*** Data extract

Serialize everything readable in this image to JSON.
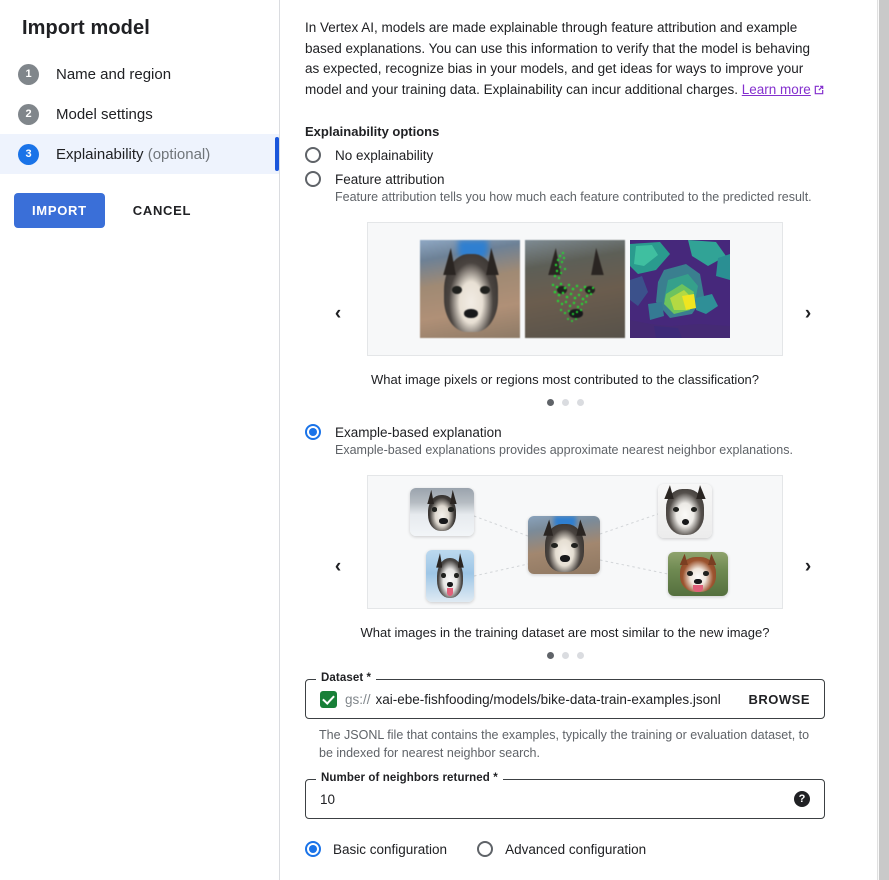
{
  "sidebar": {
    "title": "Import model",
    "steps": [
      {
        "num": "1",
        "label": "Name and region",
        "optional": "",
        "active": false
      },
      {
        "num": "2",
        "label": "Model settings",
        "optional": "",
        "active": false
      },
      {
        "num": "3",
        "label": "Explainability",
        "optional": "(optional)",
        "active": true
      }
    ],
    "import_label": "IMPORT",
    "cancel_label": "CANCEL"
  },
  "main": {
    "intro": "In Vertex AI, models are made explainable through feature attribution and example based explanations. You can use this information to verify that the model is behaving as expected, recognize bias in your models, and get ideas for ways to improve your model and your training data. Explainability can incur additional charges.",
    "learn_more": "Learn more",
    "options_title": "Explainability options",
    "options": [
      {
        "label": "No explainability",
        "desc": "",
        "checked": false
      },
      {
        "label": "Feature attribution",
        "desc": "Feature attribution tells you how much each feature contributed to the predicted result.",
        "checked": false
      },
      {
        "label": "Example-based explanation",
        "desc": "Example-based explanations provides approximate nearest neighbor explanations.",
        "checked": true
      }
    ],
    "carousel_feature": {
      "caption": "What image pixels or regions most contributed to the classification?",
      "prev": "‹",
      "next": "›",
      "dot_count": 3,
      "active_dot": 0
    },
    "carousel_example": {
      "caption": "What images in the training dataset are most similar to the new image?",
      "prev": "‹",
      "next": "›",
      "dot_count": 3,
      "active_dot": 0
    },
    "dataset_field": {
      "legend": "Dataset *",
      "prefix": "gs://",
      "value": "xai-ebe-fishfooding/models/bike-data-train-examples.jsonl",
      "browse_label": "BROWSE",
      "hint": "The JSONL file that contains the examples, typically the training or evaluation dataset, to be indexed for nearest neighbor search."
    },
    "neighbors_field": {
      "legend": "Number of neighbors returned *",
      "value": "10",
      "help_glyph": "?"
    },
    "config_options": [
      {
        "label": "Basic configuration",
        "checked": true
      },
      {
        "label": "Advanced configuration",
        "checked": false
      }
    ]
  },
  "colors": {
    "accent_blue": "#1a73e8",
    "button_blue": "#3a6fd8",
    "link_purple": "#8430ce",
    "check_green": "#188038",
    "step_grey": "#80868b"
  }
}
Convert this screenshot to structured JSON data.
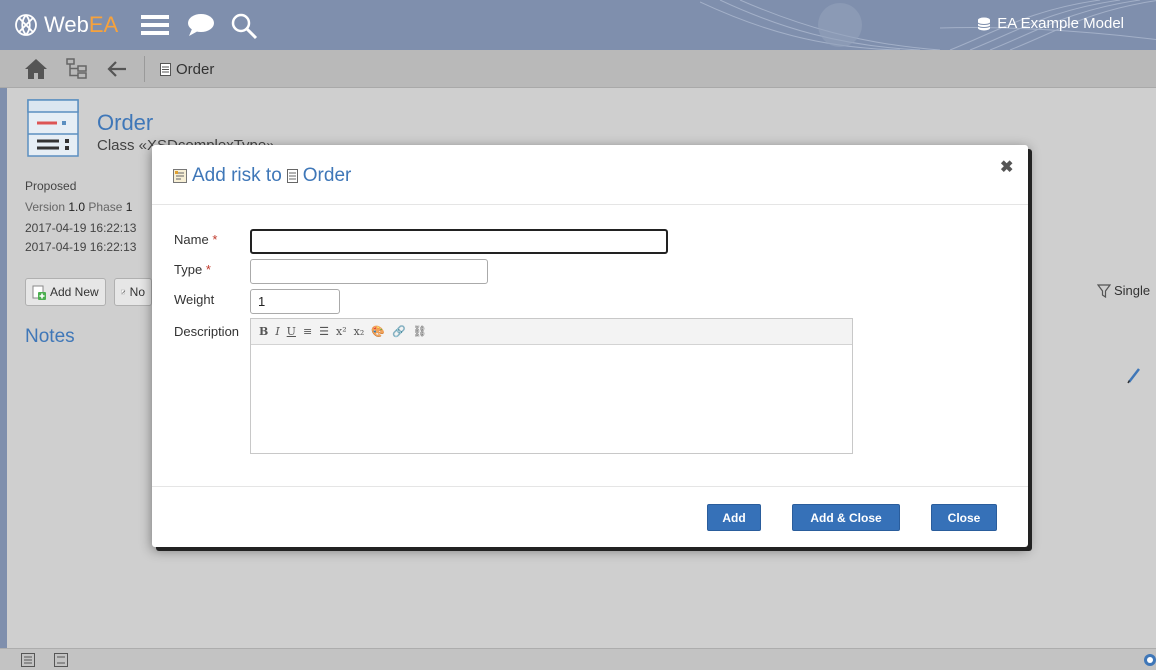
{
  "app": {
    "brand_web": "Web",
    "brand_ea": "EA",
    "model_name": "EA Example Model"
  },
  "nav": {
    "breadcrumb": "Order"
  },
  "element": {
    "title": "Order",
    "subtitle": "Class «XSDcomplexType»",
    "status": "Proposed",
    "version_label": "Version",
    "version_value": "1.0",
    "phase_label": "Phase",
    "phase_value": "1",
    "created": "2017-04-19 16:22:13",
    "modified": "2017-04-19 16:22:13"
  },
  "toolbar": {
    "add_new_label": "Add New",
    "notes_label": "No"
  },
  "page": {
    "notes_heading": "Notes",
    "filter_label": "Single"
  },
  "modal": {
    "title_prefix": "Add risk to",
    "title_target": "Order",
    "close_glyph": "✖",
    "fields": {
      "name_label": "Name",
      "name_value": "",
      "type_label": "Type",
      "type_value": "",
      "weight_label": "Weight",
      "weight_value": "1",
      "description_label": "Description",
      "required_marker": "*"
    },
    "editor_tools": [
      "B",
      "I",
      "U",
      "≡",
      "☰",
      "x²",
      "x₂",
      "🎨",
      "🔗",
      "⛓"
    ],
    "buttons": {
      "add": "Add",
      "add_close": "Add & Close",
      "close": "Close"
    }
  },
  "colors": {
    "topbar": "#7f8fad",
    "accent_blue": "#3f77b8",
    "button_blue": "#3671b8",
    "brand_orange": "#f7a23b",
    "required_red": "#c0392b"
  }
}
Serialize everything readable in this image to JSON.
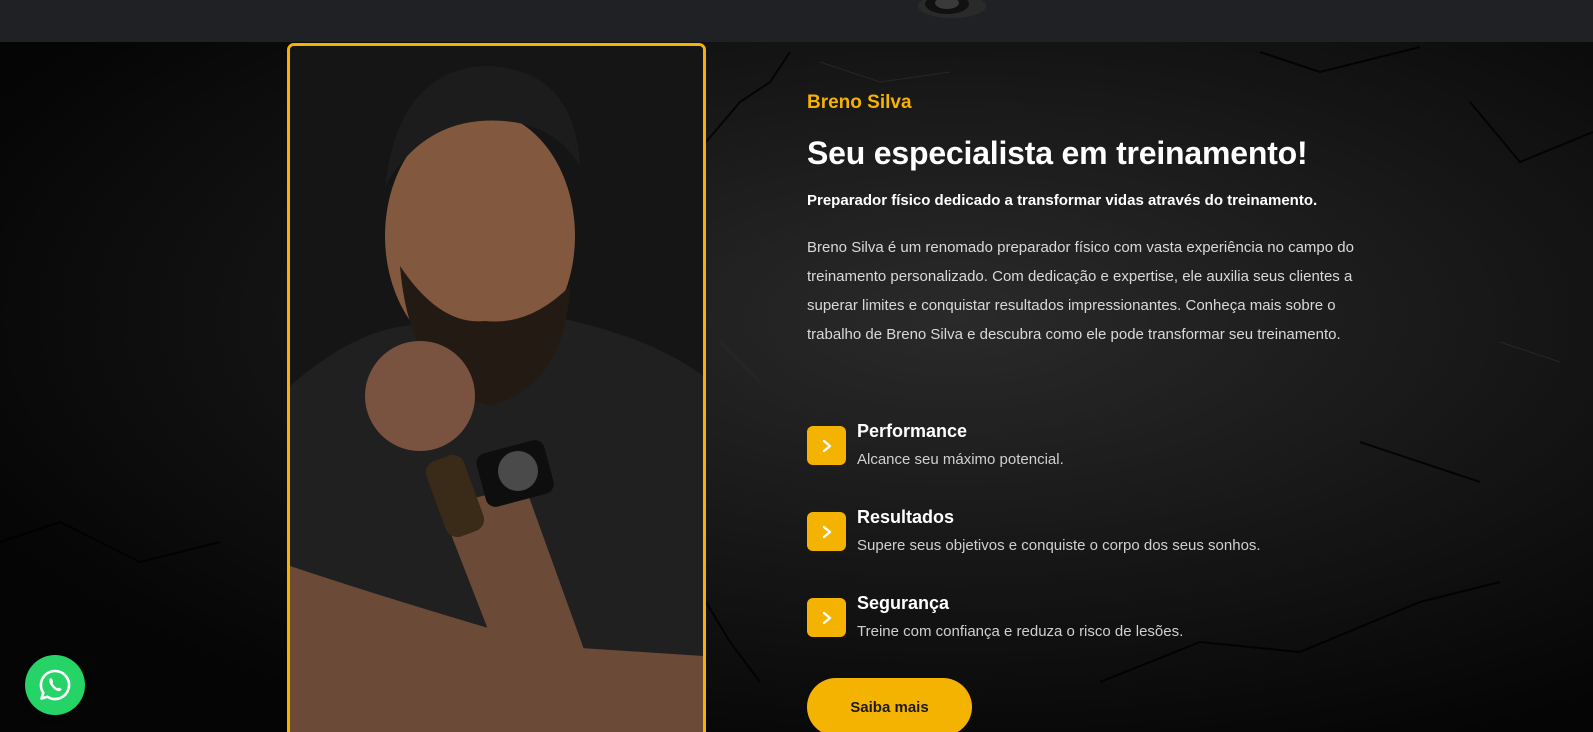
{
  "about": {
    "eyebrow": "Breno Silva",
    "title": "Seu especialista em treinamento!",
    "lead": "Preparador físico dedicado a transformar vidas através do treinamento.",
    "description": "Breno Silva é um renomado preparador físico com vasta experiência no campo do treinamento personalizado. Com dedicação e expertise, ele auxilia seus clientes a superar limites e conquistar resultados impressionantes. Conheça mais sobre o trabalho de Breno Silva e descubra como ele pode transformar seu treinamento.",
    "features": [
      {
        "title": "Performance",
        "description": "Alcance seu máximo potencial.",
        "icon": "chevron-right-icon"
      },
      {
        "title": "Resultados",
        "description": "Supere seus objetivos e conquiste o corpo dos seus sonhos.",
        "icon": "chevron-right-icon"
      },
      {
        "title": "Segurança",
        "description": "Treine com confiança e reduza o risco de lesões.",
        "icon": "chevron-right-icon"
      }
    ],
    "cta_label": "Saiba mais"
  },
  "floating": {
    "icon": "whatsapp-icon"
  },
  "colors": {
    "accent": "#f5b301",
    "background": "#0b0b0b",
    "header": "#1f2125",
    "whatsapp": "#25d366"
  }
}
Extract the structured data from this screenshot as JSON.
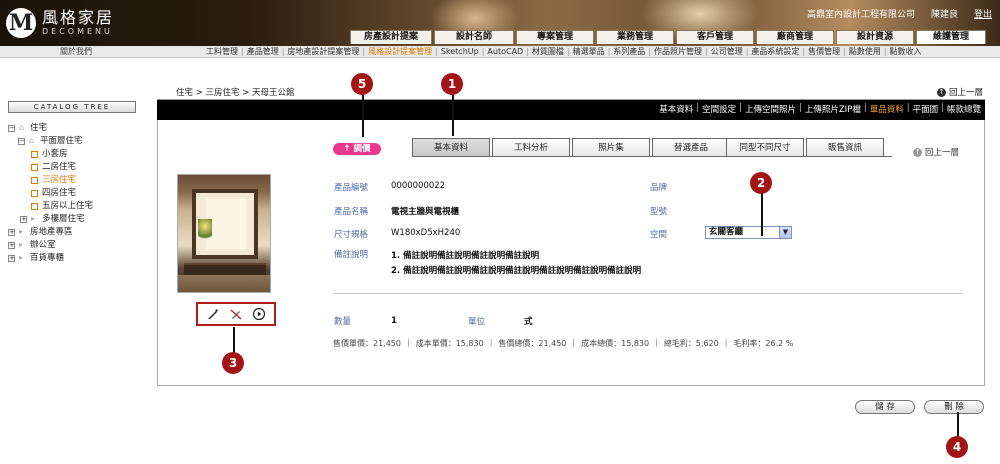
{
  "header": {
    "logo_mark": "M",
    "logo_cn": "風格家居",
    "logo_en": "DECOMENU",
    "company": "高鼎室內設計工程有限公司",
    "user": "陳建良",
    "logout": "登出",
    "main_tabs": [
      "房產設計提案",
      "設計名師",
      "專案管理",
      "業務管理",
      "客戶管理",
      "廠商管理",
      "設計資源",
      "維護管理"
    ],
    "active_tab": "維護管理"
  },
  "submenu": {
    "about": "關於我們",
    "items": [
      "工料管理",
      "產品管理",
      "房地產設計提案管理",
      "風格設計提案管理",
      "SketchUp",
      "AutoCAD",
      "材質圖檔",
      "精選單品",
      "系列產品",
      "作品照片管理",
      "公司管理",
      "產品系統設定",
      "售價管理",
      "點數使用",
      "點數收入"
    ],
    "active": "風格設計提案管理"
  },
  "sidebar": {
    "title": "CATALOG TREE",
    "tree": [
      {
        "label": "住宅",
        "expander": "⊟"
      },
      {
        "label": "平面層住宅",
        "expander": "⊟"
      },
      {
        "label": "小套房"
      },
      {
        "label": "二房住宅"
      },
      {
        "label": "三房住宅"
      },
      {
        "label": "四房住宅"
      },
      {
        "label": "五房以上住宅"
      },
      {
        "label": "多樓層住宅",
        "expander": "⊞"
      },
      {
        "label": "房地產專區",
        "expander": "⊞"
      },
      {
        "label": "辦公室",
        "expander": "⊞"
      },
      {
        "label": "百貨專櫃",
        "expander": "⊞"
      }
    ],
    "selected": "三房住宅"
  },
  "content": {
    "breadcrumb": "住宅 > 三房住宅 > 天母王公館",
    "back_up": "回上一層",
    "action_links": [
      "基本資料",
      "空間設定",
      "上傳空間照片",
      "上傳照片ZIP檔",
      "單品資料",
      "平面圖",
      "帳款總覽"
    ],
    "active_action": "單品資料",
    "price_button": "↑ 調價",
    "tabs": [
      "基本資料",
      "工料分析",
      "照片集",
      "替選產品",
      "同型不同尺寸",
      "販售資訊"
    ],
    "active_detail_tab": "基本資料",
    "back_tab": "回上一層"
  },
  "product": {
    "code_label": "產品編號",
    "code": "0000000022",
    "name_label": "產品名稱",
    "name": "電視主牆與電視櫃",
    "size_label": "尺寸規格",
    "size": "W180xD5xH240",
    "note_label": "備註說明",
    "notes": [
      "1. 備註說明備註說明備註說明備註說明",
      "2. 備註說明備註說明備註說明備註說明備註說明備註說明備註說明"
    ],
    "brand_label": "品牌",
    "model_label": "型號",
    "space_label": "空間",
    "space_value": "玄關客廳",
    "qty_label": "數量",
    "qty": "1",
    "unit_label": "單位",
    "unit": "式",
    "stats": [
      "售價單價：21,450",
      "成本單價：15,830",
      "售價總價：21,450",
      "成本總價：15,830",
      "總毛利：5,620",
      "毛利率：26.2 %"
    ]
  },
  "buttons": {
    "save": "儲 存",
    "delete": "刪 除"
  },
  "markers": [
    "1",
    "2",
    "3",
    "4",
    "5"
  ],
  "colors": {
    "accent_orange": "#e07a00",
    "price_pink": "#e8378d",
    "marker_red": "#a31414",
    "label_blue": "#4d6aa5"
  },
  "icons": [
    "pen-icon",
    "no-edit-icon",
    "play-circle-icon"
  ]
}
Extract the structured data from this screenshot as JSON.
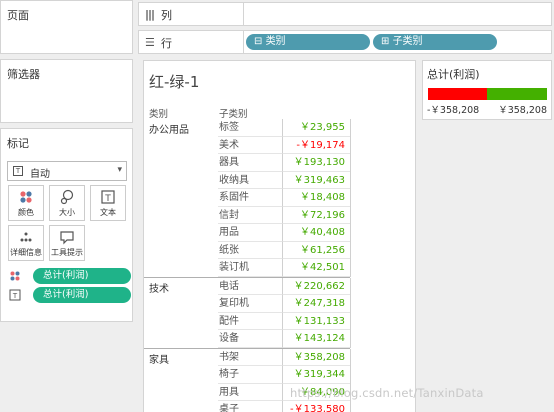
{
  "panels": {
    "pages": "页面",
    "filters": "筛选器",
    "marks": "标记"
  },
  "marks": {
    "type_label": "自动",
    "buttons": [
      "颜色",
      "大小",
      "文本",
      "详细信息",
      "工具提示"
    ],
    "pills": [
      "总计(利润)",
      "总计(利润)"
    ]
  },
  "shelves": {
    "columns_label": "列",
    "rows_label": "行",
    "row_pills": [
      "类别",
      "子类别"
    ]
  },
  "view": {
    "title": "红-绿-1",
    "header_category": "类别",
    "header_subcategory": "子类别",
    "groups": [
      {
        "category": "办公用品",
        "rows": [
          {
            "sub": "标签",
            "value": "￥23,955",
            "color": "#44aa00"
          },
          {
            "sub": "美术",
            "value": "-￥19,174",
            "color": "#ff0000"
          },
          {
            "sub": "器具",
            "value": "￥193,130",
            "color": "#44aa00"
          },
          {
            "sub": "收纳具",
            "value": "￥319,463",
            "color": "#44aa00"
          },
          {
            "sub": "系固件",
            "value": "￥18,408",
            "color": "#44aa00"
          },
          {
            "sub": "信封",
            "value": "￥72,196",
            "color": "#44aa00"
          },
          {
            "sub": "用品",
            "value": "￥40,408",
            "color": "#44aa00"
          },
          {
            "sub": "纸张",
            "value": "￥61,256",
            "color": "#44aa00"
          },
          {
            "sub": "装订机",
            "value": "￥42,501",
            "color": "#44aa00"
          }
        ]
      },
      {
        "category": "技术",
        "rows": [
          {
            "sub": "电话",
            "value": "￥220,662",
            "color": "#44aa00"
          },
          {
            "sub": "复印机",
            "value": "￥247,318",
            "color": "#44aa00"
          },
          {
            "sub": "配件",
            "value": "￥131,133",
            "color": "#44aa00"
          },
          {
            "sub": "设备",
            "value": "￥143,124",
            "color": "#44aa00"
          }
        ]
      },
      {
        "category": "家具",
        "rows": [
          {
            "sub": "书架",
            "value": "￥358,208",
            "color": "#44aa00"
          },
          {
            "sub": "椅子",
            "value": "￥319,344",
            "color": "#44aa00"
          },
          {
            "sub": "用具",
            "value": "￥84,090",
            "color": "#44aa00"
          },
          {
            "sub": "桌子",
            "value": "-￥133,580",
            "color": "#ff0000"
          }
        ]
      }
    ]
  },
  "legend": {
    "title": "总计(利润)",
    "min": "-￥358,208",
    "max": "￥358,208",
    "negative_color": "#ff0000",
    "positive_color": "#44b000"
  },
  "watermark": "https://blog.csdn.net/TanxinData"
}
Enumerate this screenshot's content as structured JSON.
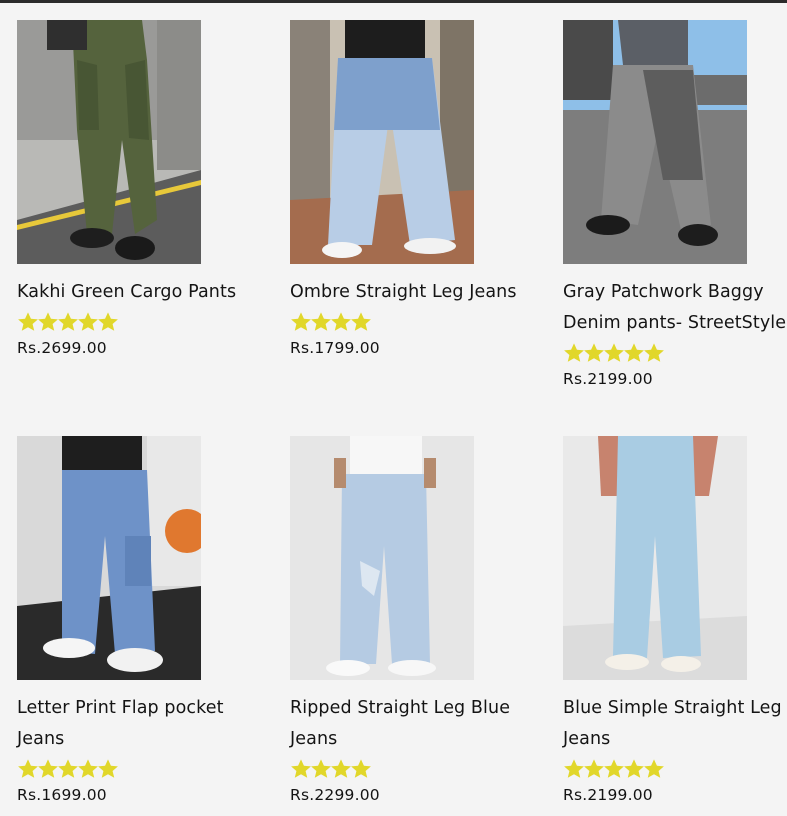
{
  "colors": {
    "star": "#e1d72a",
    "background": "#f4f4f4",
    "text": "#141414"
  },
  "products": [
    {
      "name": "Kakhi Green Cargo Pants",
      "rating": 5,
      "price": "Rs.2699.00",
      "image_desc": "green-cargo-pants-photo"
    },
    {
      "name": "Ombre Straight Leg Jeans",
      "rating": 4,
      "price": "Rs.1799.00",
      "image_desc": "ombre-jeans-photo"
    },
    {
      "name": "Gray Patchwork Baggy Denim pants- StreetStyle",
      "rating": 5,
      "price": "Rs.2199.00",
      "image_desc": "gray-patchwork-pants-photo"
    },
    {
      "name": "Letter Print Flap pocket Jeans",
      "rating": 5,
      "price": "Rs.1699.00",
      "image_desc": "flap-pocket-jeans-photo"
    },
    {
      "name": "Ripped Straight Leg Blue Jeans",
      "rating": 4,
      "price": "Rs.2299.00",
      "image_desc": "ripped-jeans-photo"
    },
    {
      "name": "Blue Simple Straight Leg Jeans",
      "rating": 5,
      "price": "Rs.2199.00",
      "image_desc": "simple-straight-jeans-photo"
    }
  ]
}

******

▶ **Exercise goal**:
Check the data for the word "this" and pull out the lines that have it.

▶ **Written response**:
Serialize everything readable in this image to JSON.
    "intro": "In Vertex AI, models are made explainable through feature attribution and example based explanations. You can use this information to verify that the model is behaving as expected, recognize bias in your models, and get ideas for ways to improve your model and your training data. Explainability can incur additional charges.",
Convert this screenshot to structured JSON data.
Serialize everything readable in this image to JSON.
Extract the structured data from this screenshot as JSON.
Extract the structured data from this screenshot as JSON.
Enumerate this screenshot's content as structured JSON.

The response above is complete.